In 2017 alone, the Ministry of Commerce and related government departments have held 8,300 activities to promote business integrity culture, covering 11.6 million people.
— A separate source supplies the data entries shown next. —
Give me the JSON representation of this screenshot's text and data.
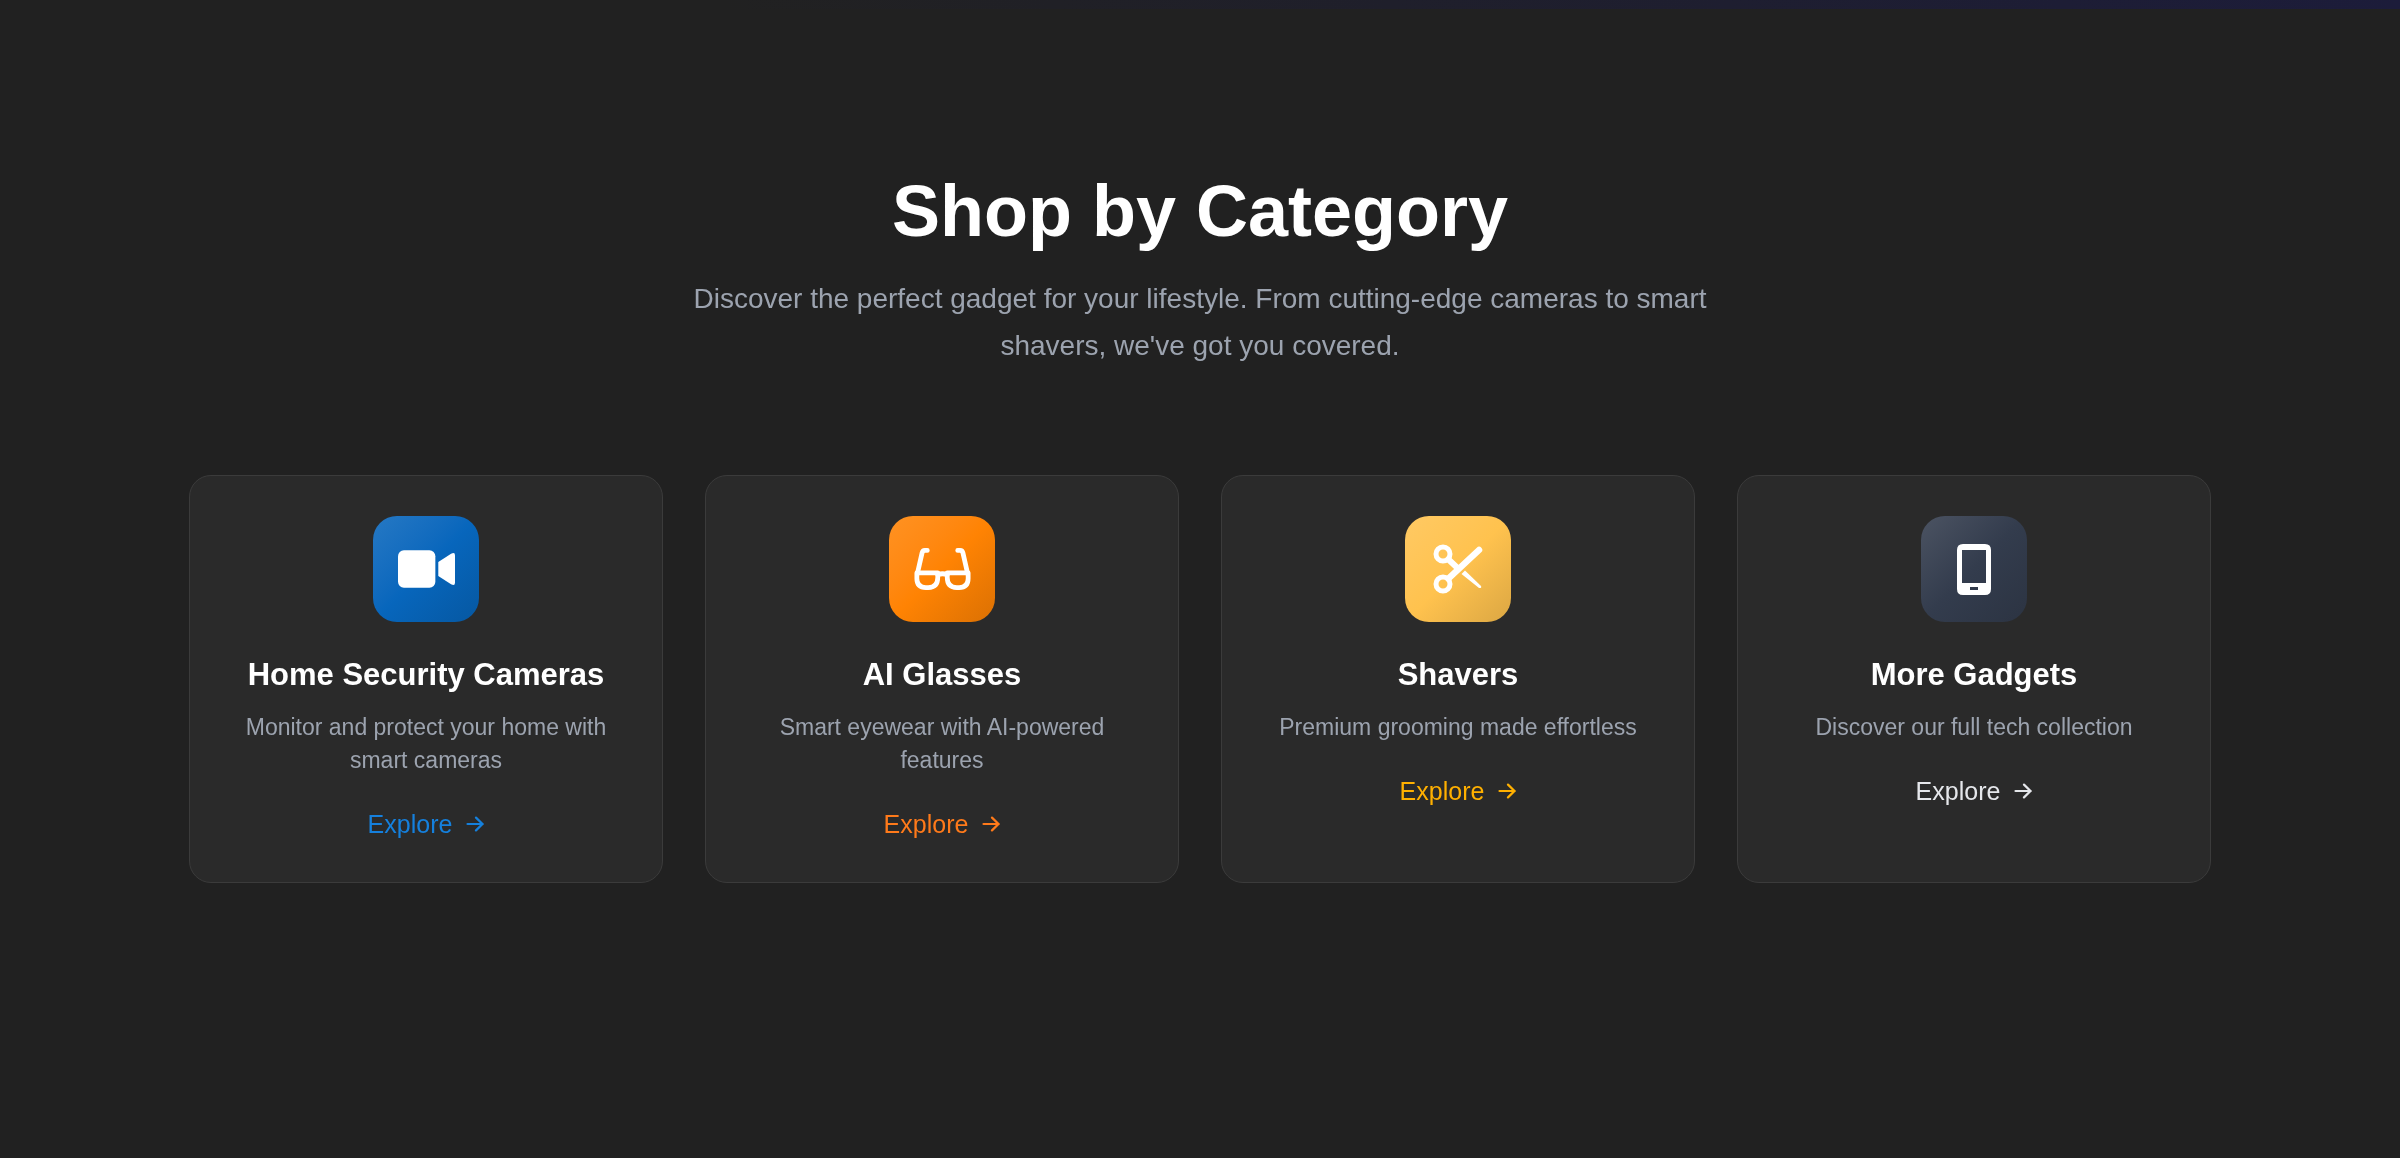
{
  "section": {
    "title": "Shop by Category",
    "subtitle": "Discover the perfect gadget for your lifestyle. From cutting-edge cameras to smart shavers, we've got you covered."
  },
  "categories": [
    {
      "title": "Home Security Cameras",
      "description": "Monitor and protect your home with smart cameras",
      "icon_tile": {
        "color": "#0766bc"
      },
      "link": {
        "label": "Explore",
        "color": "#1580dd"
      }
    },
    {
      "title": "AI Glasses",
      "description": "Smart eyewear with AI-powered features",
      "icon_tile": {
        "color": "#ff8303"
      },
      "link": {
        "label": "Explore",
        "color": "#ff7a1a"
      }
    },
    {
      "title": "Shavers",
      "description": "Premium grooming made effortless",
      "icon_tile": {
        "color": "#ffc24e"
      },
      "link": {
        "label": "Explore",
        "color": "#ffb000"
      }
    },
    {
      "title": "More Gadgets",
      "description": "Discover our full tech collection",
      "icon_tile": {
        "color": "#333c4d"
      },
      "link": {
        "label": "Explore",
        "color": "#e5e7eb"
      }
    }
  ]
}
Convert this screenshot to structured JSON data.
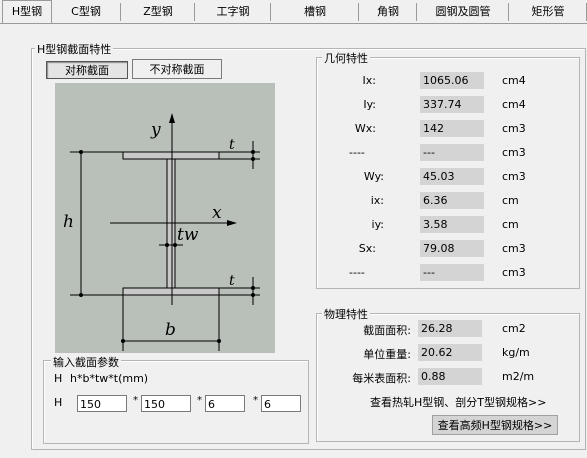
{
  "tabs": [
    "H型钢",
    "C型钢",
    "Z型钢",
    "工字钢",
    "槽钢",
    "角钢",
    "圆钢及圆管",
    "矩形管"
  ],
  "section_group": {
    "title": "H型钢截面特性"
  },
  "section_buttons": {
    "symmetric": "对称截面",
    "asymmetric": "不对称截面"
  },
  "drawing": {
    "y": "y",
    "x": "x",
    "h": "h",
    "b": "b",
    "tw": "tw",
    "t": "t"
  },
  "geo": {
    "title": "几何特性",
    "rows": [
      {
        "label": "Ix:",
        "value": "1065.06",
        "unit": "cm4"
      },
      {
        "label": "Iy:",
        "value": "337.74",
        "unit": "cm4"
      },
      {
        "label": "Wx:",
        "value": "142",
        "unit": "cm3"
      },
      {
        "label": "----",
        "value": "---",
        "unit": "cm3"
      },
      {
        "label": "Wy:",
        "value": "45.03",
        "unit": "cm3"
      },
      {
        "label": "ix:",
        "value": "6.36",
        "unit": "cm"
      },
      {
        "label": "iy:",
        "value": "3.58",
        "unit": "cm"
      },
      {
        "label": "Sx:",
        "value": "79.08",
        "unit": "cm3"
      },
      {
        "label": "----",
        "value": "---",
        "unit": "cm3"
      }
    ]
  },
  "phys": {
    "title": "物理特性",
    "rows": [
      {
        "label": "截面面积:",
        "value": "26.28",
        "unit": "cm2"
      },
      {
        "label": "单位重量:",
        "value": "20.62",
        "unit": "kg/m"
      },
      {
        "label": "每米表面积:",
        "value": "0.88",
        "unit": "m2/m"
      }
    ],
    "link1": "查看热轧H型钢、剖分T型钢规格>>",
    "link2": "查看高频H型钢规格>>"
  },
  "input_group": {
    "title": "输入截面参数",
    "formula_h": "H",
    "formula": "h*b*tw*t(mm)",
    "row_label": "H",
    "values": [
      "150",
      "150",
      "6",
      "6"
    ],
    "star": "*"
  }
}
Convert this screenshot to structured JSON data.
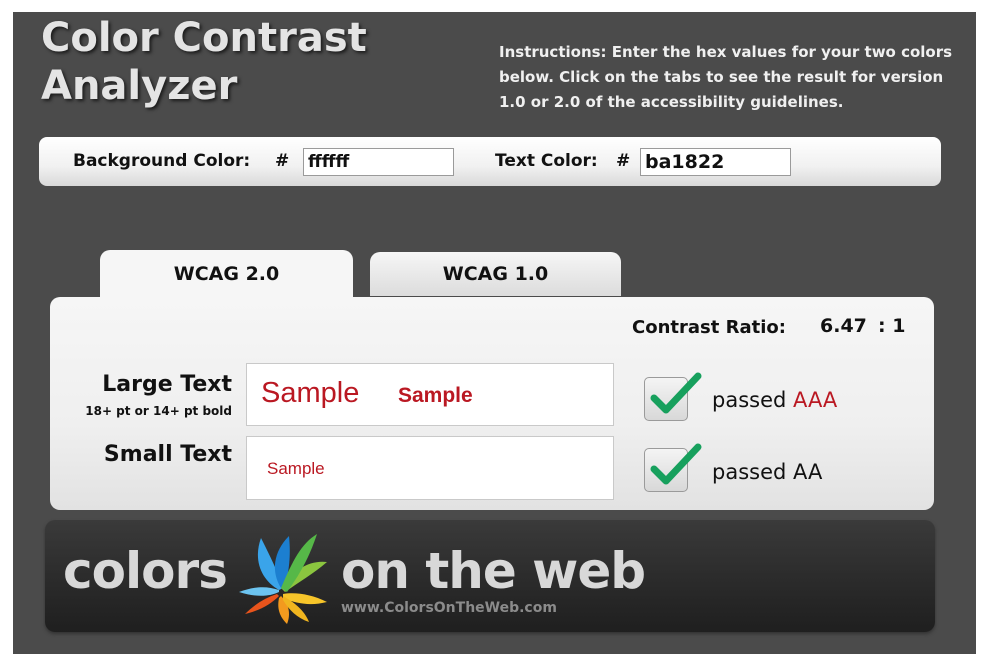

Such public educational activities, theme days and exhibitions have been continuously held since 2005.
More work has been done in accumulating and using business credit records.
The ministry has been directing the Yangtze River Delta region to establish a business credit-centered system to provide detailed credit information about companies, to foster regional market autonomy.
Local governments in Beijing, Xuzhou in Jiangsu province, and Guiyang in Guizhou province, are referring to market entities’ credit records to supervise them with different approaches.
The ministry has also been exploring for experiences in credit-related work by establishing enterprise credit records, identifying time-honored Chinese brands, setting business integrity examples, and inspecting through randomly selected inspectors on randomly selected entities and publicizing inspection results.
Last year, the Ministry of Commerce and 29 government departments issued several cooperation memorandums respectively on joint punishment of seriously dishonest and lawbreaking entities in the fields of domestic trade circulation, housekeeping services, and foreign economic cooperation, to establish the mechanism of punishing the discredited and rewarding the honest.
Han Jiaping, director of the Institute of Credit Research under Chinese Academy of International Trade and Economic Cooperation at the Ministry of Commerce, said that the Chinese social credit system is broader than many developed countries’, and has been acclaimed by the international community.
The Chinese system focuses not only on transaction credit risk management but also on social trust, he said.